→ ACTIVITY: For every line that contains the string "diameter", pull that line out of the material below.

→ DATA FOR REVIEW:
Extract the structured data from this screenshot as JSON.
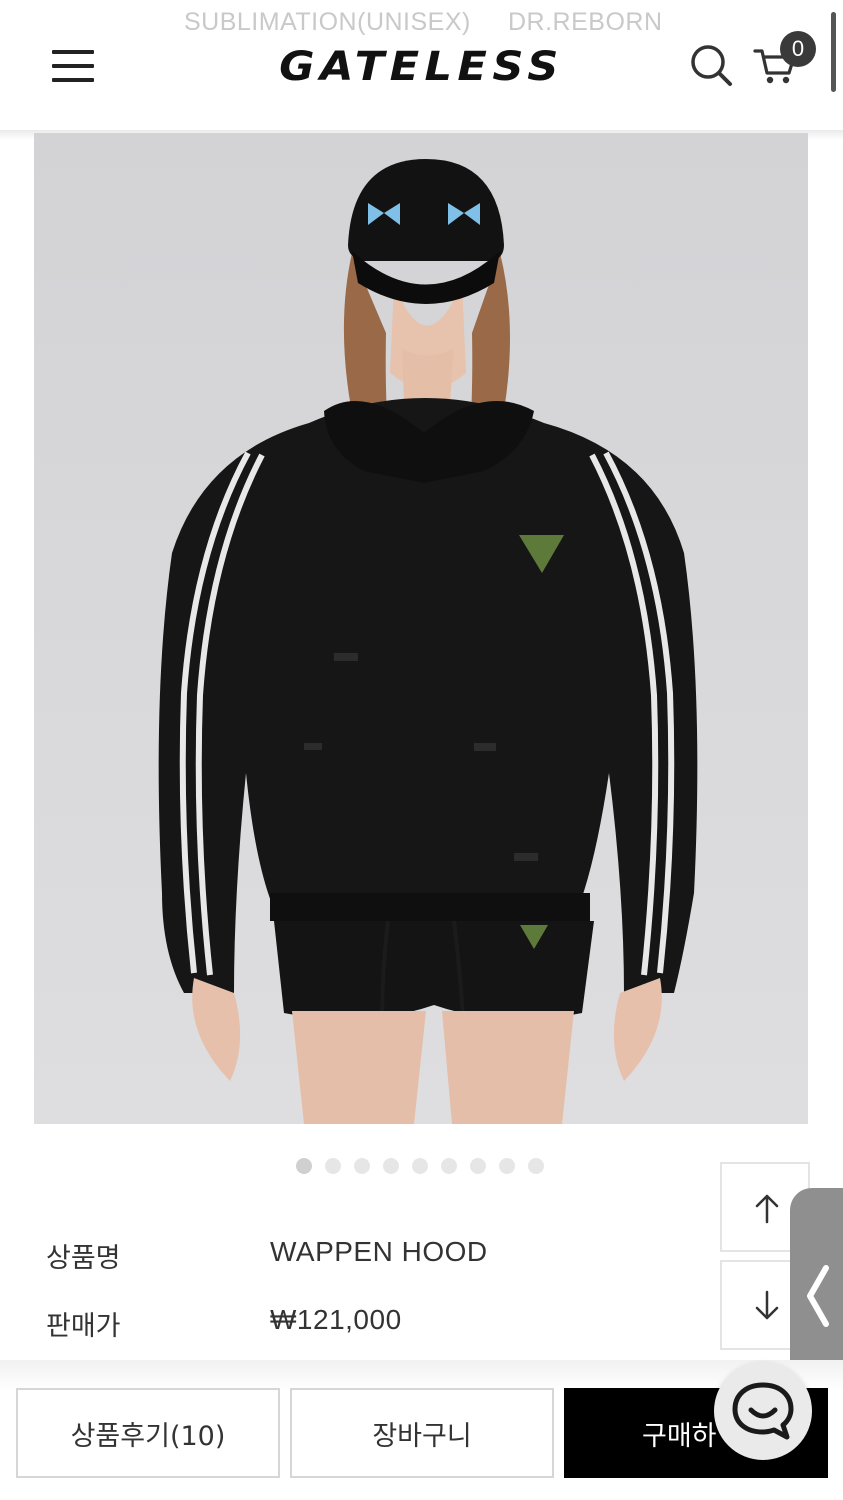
{
  "top_links": [
    "SUBLIMATION(UNISEX)",
    "DR.REBORN"
  ],
  "header": {
    "logo": "GATELESS",
    "cart_count": "0",
    "icons": [
      "menu-icon",
      "search-icon",
      "cart-icon"
    ]
  },
  "carousel": {
    "total": 9,
    "active": 1
  },
  "product": {
    "name_label": "상품명",
    "name_value": "WAPPEN HOOD",
    "price_label": "판매가",
    "price_value": "₩121,000"
  },
  "bottom_bar": {
    "review_label": "상품후기(10)",
    "cart_label": "장바구니",
    "buy_label": "구매하"
  },
  "colors": {
    "accent": "#000000",
    "badge": "#3a3a3a",
    "side_tab": "#8f8f8f"
  }
}
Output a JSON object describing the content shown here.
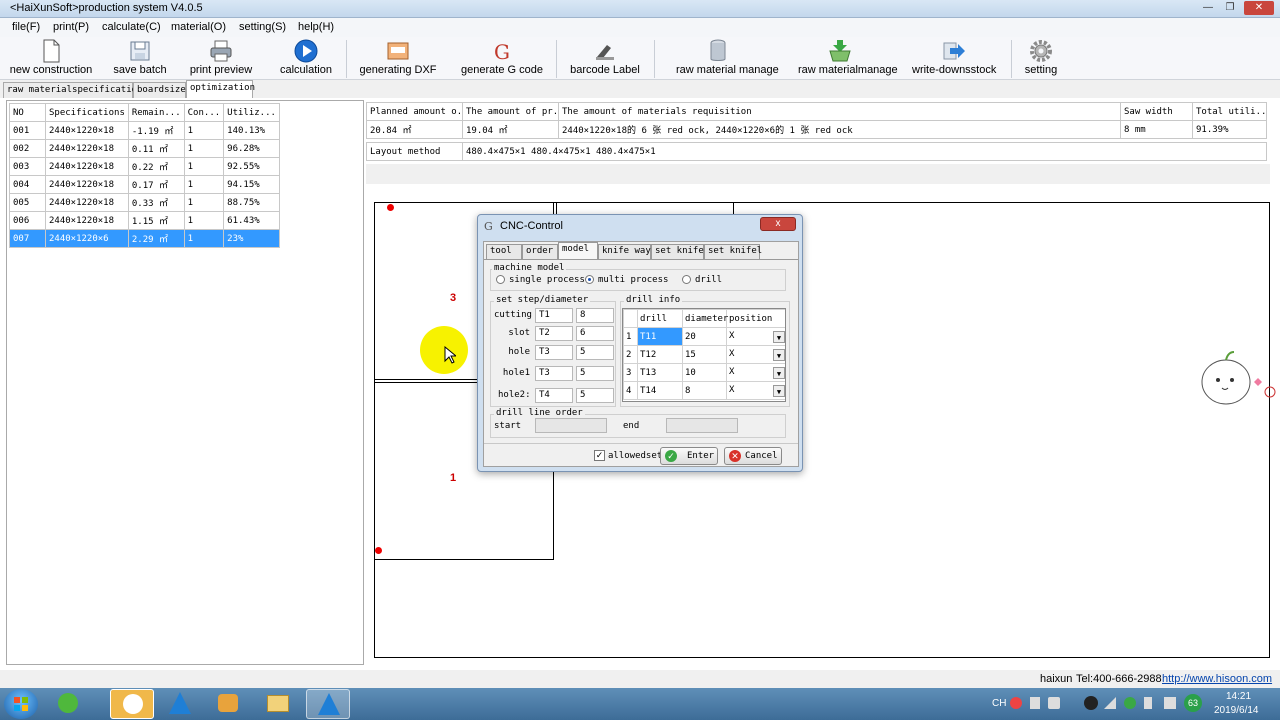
{
  "window": {
    "title": "<HaiXunSoft>production system V4.0.5"
  },
  "menu": [
    "file(F)",
    "print(P)",
    "calculate(C)",
    "material(O)",
    "setting(S)",
    "help(H)"
  ],
  "toolbar": [
    {
      "label": "new construction",
      "icon": "new-document-icon"
    },
    {
      "label": "save batch",
      "icon": "save-icon"
    },
    {
      "label": "print preview",
      "icon": "printer-icon"
    },
    {
      "label": "calculation",
      "icon": "play-icon"
    },
    {
      "label": "generating DXF",
      "icon": "dxf-icon"
    },
    {
      "label": "generate G code",
      "icon": "g-code-icon"
    },
    {
      "label": "barcode Label",
      "icon": "barcode-scanner-icon"
    },
    {
      "label": "raw material manage",
      "icon": "cylinder-icon"
    },
    {
      "label": "raw materialmanage",
      "icon": "basket-icon"
    },
    {
      "label": "write-downsstock",
      "icon": "arrow-right-icon"
    },
    {
      "label": "setting",
      "icon": "gear-icon"
    }
  ],
  "tabs": [
    "raw materialspecification",
    "boardsize",
    "optimization"
  ],
  "left_table": {
    "headers": [
      "NO",
      "Specifications",
      "Remain...",
      "Con...",
      "Utiliz..."
    ],
    "rows": [
      [
        "001",
        "2440×1220×18",
        "-1.19 ㎡",
        "1",
        "140.13%"
      ],
      [
        "002",
        "2440×1220×18",
        "0.11 ㎡",
        "1",
        "96.28%"
      ],
      [
        "003",
        "2440×1220×18",
        "0.22 ㎡",
        "1",
        "92.55%"
      ],
      [
        "004",
        "2440×1220×18",
        "0.17 ㎡",
        "1",
        "94.15%"
      ],
      [
        "005",
        "2440×1220×18",
        "0.33 ㎡",
        "1",
        "88.75%"
      ],
      [
        "006",
        "2440×1220×18",
        "1.15 ㎡",
        "1",
        "61.43%"
      ],
      [
        "007",
        "2440×1220×6",
        "2.29 ㎡",
        "1",
        "23%"
      ]
    ],
    "selected_row": 6
  },
  "summary": {
    "headers": [
      "Planned amount o...",
      "The amount of pr...",
      "The amount of materials requisition",
      "Saw width",
      "Total utili..."
    ],
    "values": [
      "20.84 ㎡",
      "19.04 ㎡",
      "2440×1220×18的 6 张 red ock, 2440×1220×6的 1 张 red ock",
      "8 mm",
      "91.39%"
    ],
    "layout_label": "Layout method",
    "layout_value": "480.4×475×1 480.4×475×1 480.4×475×1"
  },
  "canvas": {
    "part_numbers": [
      "3",
      "1"
    ]
  },
  "dialog": {
    "title": "CNC-Control",
    "close": "x",
    "tabs": [
      "tool",
      "order",
      "model",
      "knife way",
      "set knife",
      "set knifel"
    ],
    "active_tab": 2,
    "machine_model": {
      "label": "machine model",
      "options": [
        "single process",
        "multi process",
        "drill"
      ],
      "selected": 1
    },
    "step": {
      "label": "set step/diameter",
      "rows": [
        {
          "label": "cutting",
          "tool": "T1",
          "value": "8"
        },
        {
          "label": "slot",
          "tool": "T2",
          "value": "6"
        },
        {
          "label": "hole",
          "tool": "T3",
          "value": "5"
        },
        {
          "label": "hole1",
          "tool": "T3",
          "value": "5"
        },
        {
          "label": "hole2:",
          "tool": "T4",
          "value": "5"
        }
      ]
    },
    "drill_info": {
      "label": "drill info",
      "headers": [
        "drill",
        "diameter",
        "position"
      ],
      "rows": [
        {
          "n": "1",
          "drill": "T11",
          "diameter": "20",
          "position": "X"
        },
        {
          "n": "2",
          "drill": "T12",
          "diameter": "15",
          "position": "X"
        },
        {
          "n": "3",
          "drill": "T13",
          "diameter": "10",
          "position": "X"
        },
        {
          "n": "4",
          "drill": "T14",
          "diameter": "8",
          "position": "X"
        }
      ]
    },
    "drill_line": {
      "label": "drill line order",
      "start": "start",
      "end": "end"
    },
    "allowedset": "allowedset",
    "enter": "Enter",
    "cancel": "Cancel"
  },
  "status": {
    "company": "haixun",
    "tel": "Tel:400-666-2988",
    "url": "http://www.hisoon.com"
  },
  "taskbar": {
    "lang": "CH",
    "badge": "63",
    "time": "14:21",
    "date": "2019/6/14"
  },
  "colors": {
    "selection": "#3399ff",
    "part_number": "#cc0000",
    "cursor_highlight": "#f7f200"
  }
}
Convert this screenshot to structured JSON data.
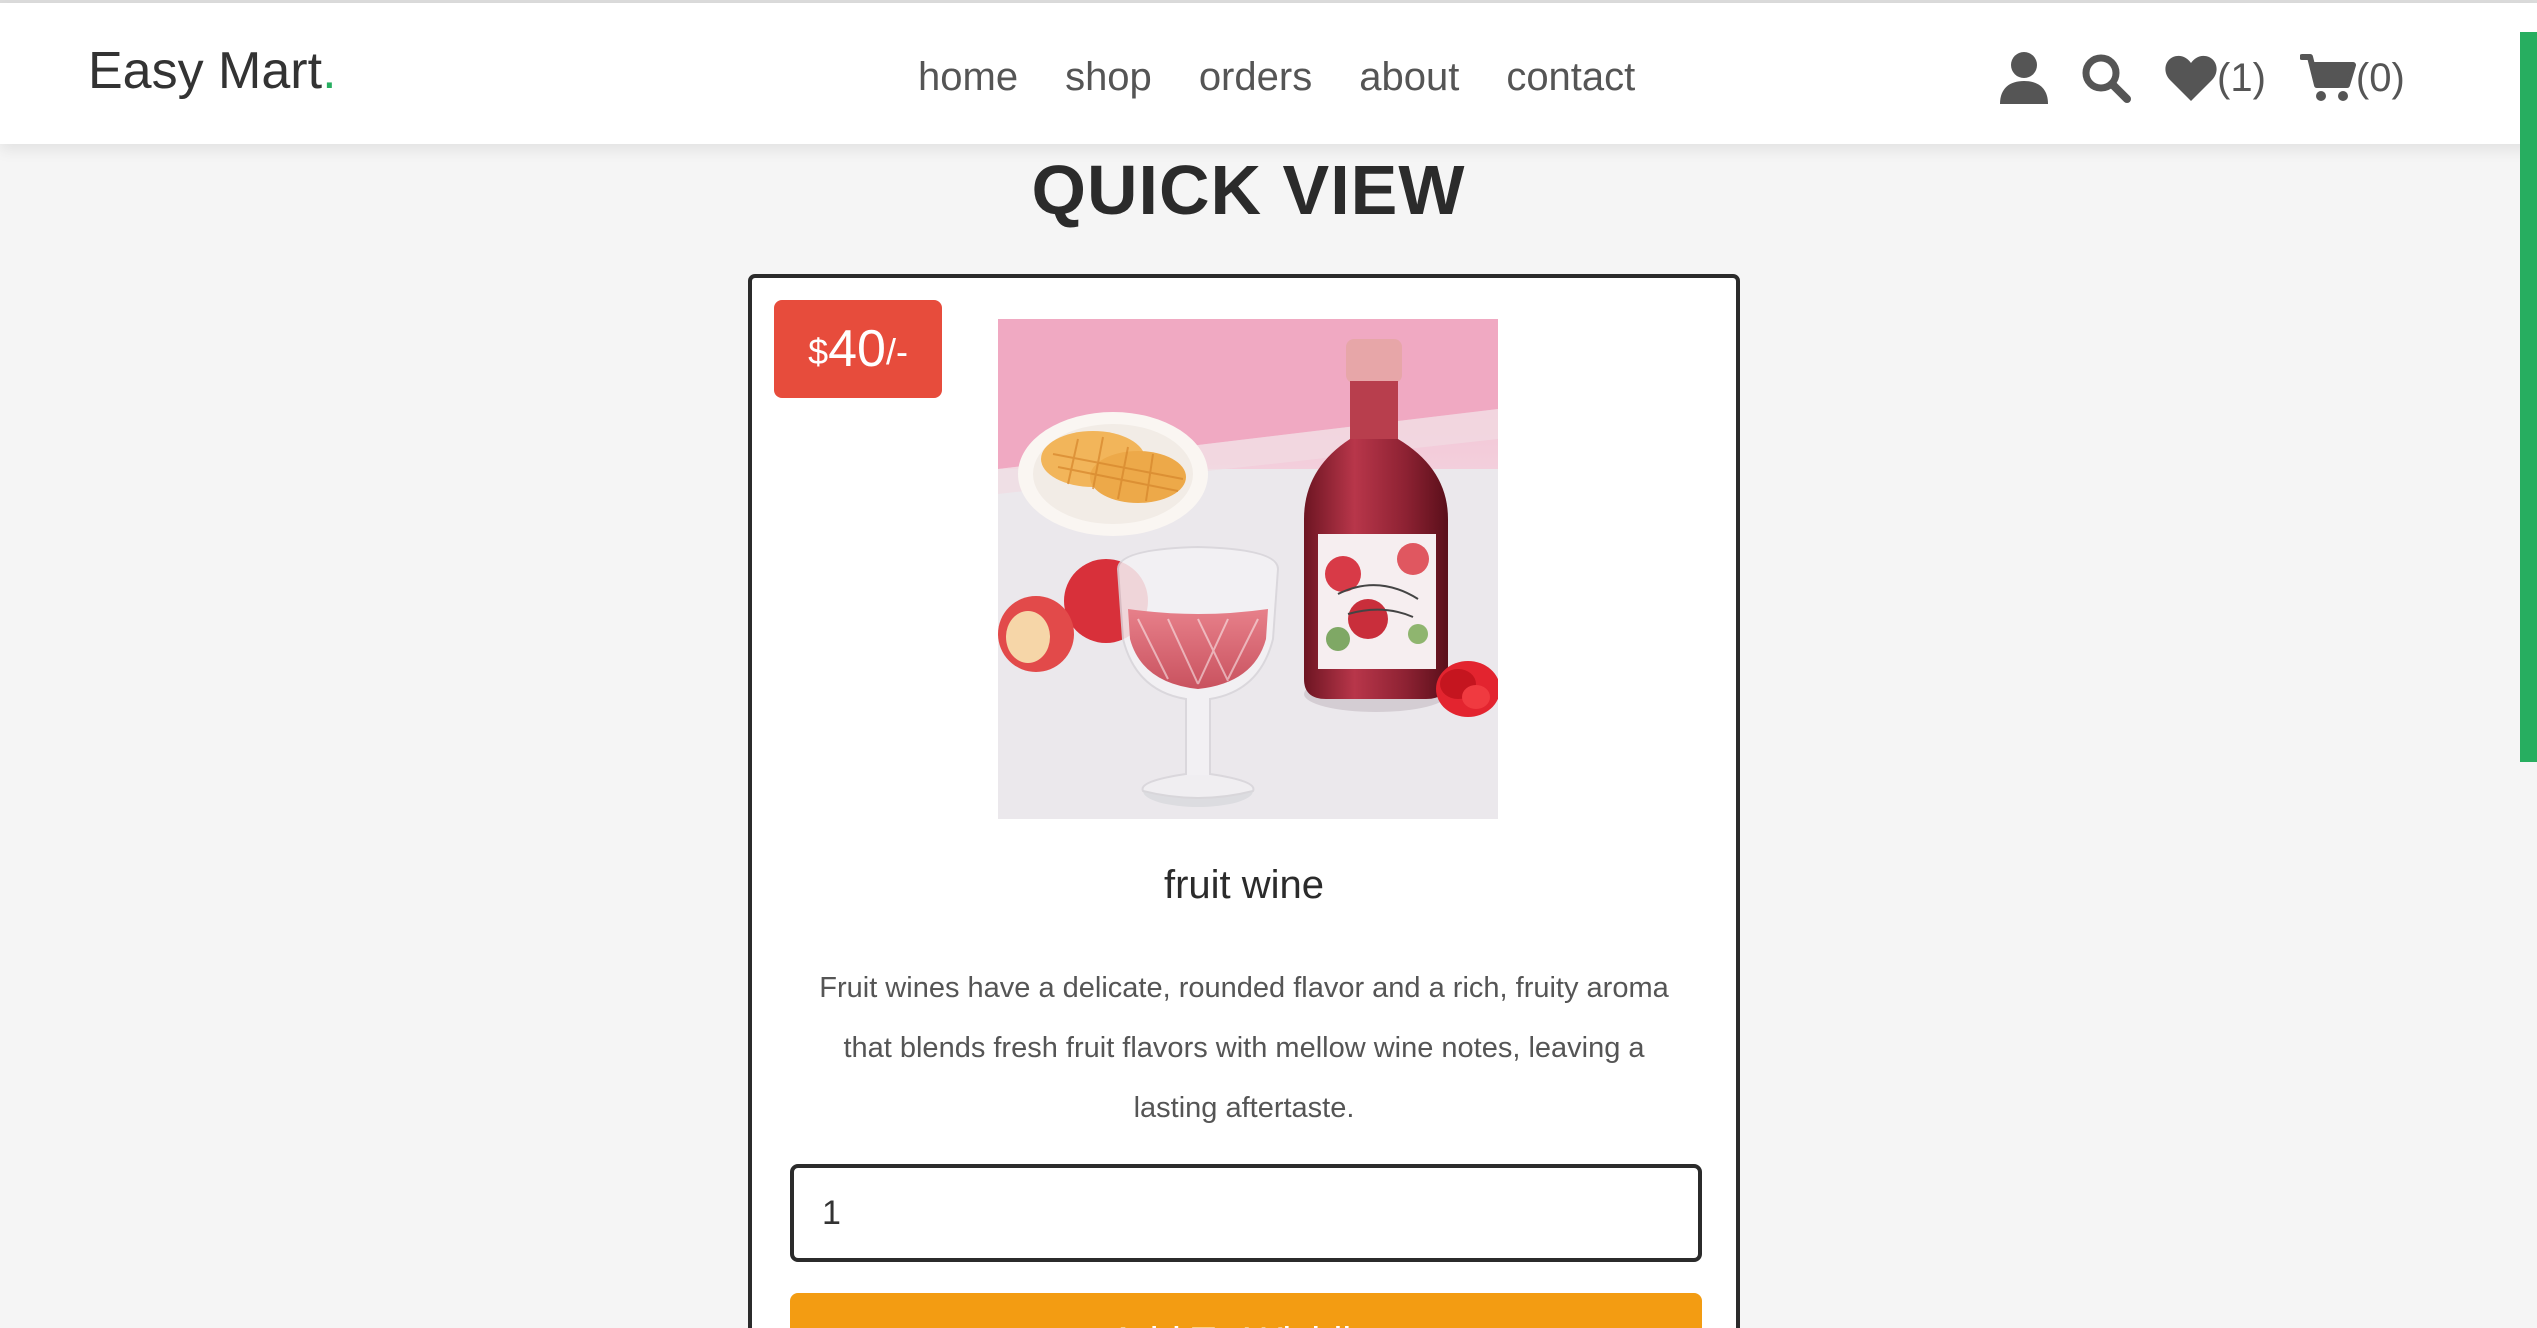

→ THE ANSWER:
      "label": "set step/diameter",
        "diameter",
          "diameter": "20",
          "diameter": "15",
          "diameter": "10",
          "diameter": "8",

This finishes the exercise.